Computer Monitor Height
Make sure your computer monitor is properly adjusted to maximize body comfort.
Having your chair properly adjusted is important to lower discomfort, that includes your chair’s armrest.
Reduce Wrist Strain – Ergonomic Tip
Lower your risk of wrist injury by following these helpful hints.
Interesting video on turtling in your chair
Interesting video on turtling in your chair
Check out this this quick Ergonomics video
By Rick Wertheimer, ErgoSquad President
People or workforce analytics involves using digital tools and data to measure, report, and understand employee performance. Previous efforts to make decisions about an employee base have been steeped in the idea of a “gut feeling.” It is easier to make better decisions with the advent of data analytics.
The need to improve the quality of talent is being driven, in part, by a tight labor market. What companies have learned by employing better customer experience is now being used to drive better employee experience. Afterall, employees are really the first customers of a company.
The word, ergonomics, is derived from two Greek words: ergon, meaning work, and nomoi, meaning natural laws.
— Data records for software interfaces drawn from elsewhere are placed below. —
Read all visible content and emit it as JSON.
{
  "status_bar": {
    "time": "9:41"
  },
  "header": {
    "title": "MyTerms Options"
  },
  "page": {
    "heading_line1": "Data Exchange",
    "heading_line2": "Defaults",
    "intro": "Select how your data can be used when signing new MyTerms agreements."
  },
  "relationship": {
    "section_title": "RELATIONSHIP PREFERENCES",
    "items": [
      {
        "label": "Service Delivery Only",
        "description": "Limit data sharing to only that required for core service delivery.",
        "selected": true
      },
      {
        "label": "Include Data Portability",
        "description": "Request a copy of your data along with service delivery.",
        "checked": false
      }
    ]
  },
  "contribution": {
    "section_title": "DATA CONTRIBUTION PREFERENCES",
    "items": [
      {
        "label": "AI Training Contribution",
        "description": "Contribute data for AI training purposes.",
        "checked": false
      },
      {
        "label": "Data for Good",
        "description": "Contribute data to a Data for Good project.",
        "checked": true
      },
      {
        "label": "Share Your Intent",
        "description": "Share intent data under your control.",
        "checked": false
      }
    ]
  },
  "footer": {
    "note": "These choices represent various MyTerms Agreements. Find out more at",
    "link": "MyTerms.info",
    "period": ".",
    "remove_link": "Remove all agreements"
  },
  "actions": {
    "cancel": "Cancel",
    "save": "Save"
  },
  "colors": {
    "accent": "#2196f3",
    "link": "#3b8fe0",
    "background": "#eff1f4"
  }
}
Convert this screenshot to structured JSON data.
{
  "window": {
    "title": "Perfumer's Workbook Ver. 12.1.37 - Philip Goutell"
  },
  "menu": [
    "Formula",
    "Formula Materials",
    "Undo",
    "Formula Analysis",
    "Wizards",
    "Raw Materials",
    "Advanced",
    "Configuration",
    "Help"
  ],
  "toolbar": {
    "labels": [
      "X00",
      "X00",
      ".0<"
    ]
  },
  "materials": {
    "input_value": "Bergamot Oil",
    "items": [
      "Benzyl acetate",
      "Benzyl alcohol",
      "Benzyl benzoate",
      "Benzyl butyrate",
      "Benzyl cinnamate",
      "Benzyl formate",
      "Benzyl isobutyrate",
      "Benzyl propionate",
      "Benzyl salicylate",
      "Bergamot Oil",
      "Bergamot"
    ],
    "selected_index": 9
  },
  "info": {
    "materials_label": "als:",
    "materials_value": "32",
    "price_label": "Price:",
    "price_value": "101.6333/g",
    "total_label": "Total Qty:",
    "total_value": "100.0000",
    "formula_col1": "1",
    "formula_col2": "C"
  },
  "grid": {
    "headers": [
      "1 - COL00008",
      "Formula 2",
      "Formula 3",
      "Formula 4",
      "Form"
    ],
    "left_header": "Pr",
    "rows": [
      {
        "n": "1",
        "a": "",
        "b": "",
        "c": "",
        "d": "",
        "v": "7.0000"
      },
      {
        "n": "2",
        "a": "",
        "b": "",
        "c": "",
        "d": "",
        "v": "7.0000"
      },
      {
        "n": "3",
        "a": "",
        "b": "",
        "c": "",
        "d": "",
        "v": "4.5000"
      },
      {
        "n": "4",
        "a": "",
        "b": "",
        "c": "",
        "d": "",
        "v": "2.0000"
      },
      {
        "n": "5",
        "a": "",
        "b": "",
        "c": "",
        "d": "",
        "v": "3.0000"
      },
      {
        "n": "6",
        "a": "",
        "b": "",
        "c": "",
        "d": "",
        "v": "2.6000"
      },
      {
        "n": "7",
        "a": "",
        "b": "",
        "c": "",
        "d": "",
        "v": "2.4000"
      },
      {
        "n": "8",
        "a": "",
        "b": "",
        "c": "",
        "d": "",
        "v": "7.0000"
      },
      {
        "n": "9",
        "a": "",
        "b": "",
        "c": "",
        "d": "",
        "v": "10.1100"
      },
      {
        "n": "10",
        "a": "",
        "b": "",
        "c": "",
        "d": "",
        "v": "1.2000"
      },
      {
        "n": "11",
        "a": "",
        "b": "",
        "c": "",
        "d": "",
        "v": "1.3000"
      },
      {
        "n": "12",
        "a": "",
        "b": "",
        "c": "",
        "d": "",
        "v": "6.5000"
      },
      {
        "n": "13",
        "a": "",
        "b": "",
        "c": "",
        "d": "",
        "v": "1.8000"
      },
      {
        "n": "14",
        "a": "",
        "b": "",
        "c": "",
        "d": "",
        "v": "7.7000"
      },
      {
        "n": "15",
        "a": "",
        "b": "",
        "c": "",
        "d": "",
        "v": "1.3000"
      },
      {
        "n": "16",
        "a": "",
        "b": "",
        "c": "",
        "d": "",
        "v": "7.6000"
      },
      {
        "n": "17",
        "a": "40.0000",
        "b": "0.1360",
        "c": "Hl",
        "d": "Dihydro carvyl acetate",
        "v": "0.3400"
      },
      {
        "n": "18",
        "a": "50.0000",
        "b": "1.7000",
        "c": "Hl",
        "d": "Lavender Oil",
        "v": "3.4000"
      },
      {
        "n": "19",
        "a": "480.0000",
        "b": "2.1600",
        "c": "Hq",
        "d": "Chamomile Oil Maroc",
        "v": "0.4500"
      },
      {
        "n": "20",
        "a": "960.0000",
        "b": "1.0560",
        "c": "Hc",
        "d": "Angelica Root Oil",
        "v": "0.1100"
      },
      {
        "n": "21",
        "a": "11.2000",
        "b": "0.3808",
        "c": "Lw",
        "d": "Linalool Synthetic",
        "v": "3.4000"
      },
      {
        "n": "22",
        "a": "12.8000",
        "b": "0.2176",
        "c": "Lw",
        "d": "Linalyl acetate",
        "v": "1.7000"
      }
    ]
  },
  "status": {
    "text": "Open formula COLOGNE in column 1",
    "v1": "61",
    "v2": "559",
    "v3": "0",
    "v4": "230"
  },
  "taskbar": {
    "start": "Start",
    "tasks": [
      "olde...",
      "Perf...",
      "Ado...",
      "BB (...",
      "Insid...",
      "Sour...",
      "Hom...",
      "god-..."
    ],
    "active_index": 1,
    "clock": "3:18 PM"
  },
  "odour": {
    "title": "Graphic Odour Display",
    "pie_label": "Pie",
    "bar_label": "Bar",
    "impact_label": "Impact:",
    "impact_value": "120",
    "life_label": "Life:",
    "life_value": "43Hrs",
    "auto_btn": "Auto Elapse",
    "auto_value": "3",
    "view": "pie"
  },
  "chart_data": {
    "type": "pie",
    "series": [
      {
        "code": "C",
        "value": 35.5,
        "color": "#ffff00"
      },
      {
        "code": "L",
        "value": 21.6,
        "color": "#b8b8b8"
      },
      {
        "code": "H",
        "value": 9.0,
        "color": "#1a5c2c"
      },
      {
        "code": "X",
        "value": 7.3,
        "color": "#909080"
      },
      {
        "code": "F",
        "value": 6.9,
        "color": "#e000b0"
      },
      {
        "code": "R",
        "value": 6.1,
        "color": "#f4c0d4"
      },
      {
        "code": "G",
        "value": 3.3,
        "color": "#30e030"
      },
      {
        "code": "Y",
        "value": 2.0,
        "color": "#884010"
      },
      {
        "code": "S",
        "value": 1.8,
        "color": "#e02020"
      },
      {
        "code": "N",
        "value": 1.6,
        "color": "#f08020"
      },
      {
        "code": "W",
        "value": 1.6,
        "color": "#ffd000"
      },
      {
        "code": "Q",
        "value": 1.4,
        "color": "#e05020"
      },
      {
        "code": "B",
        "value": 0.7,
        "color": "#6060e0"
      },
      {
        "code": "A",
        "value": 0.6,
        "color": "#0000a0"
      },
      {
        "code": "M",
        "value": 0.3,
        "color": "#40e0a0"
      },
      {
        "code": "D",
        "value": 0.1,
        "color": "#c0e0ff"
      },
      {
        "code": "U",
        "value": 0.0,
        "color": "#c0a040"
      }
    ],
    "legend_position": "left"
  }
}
Combined together, they create a word that means the science of work and a person’s relationship to that work. More specifically, ergonomics is the science of designing the job to fit the worker, rather than physically forcing the worker’s body to fit the job.
Adapting tasks, tools, and equipment to better fit the worker can help reduce physical stress on a worker’s body and eliminate many potentially serious, disabling work related musculoskeletal disorders (MSDs) which will lead to greater productive and reduce the cost of health and worker’s comp claims. An ergonomic assessment fosters the identification of the environmental factors creating a performance gap and the potential for MSDs and the correctable conditions required to reduce or eliminate the gap and health risk.
People analytics involves the collection of data from many different worker disciplines. The simple premise of ergonomics makes it a natural discipline to include in the analysis of worker performance. Including the data collected through ergonomic assessments and identified corrective measures in workforce analytics will result in a richer dataset, better decision making and ultimately worker experience and productivity.
Are you using Ergonomic in your workplace? Do you think Ergonomics analysis will help you make better decisions?
Rick Wertheimer is President of ErgoSquad. Find out more about Rick here
How does ergonomics improve productivity?
The presence of ergonomic risk factors — awkward postures, excessive force, and high task repetition — makes a job more frustrating and difficult to perform. This causes a variety of problems including losses in productivity. And yes, it can be counted and quantified
The ergonomics improvement process reduces risk factors and improves the interaction between the work and the worker. Done well, this process removes barriers to productivity and makes job tasks easier and faster to accomplish.
Improve productivity by reducing awkward postures
Working in an awkward posture is not an efficient way to work. The ergonomics process encourages work to be done in the “comfort zone”, causing less fatigue and helping you work faster and more accurately.
Improve productivity by reducing high force requirements
High force requirements cause unnecessary exertion that slows work down. Using mechanical assists, counter balance systems, adjustable height lift tables and workstations, powered equipment and ergonomic tools will reduce work effort and muscle exertions.
Improve productivity by reducing highly repetitive tasks
High task repetition, especially when combined with other risks factors such high force and/or awkward postures, increases fatigue and slows the work process down. Excessive or unnecessary motions should be reduced if at all possible. In situations where this is not possible, it is important to eliminate excessive force requirements and awkward postures.
A lot of attention has been given to engaging the best talent to achieve this however, without a program to optimize the performance of all human resources, an organization cannot expect to realize the desired return on those investments.
While it would not be unreasonable to assume an average office worker performance gap in excess of 25%, even a 5% productivity improvement would represent several billion dollars in cost savings annually for employers. For example: An organization has 1,000 office workers and an employee attrition rate of only 9% annually. Even at a very conservative annual cost of $80,000 per employee, the employer would save $7,200,000 per year if they did not replace the 90 employees lost through attrition the first year.
First the premise must be accepted that there are correctable conditions in every organization which contribute to the performance gap. Secondly the factors creating the performance gap and the extent to which they are contributing to the gap must be considered. The three primary contributing factors to a “performance gap” are:
Ergonomics: The gap caused by work environment conditions preventing workers from performing their duties to the best of their abilities.
Proficiency: The gap between current worker capabilities and potential.
Technology: The gap between currently employed technologies (hardware and software) and available technologies which could improve performance.
Can Ergonomic services really help with proficiency? Of course. When employees are comfortable, there are many benefits, not the least which is productivity. Listen to the Ergonomics Podcast on this issue.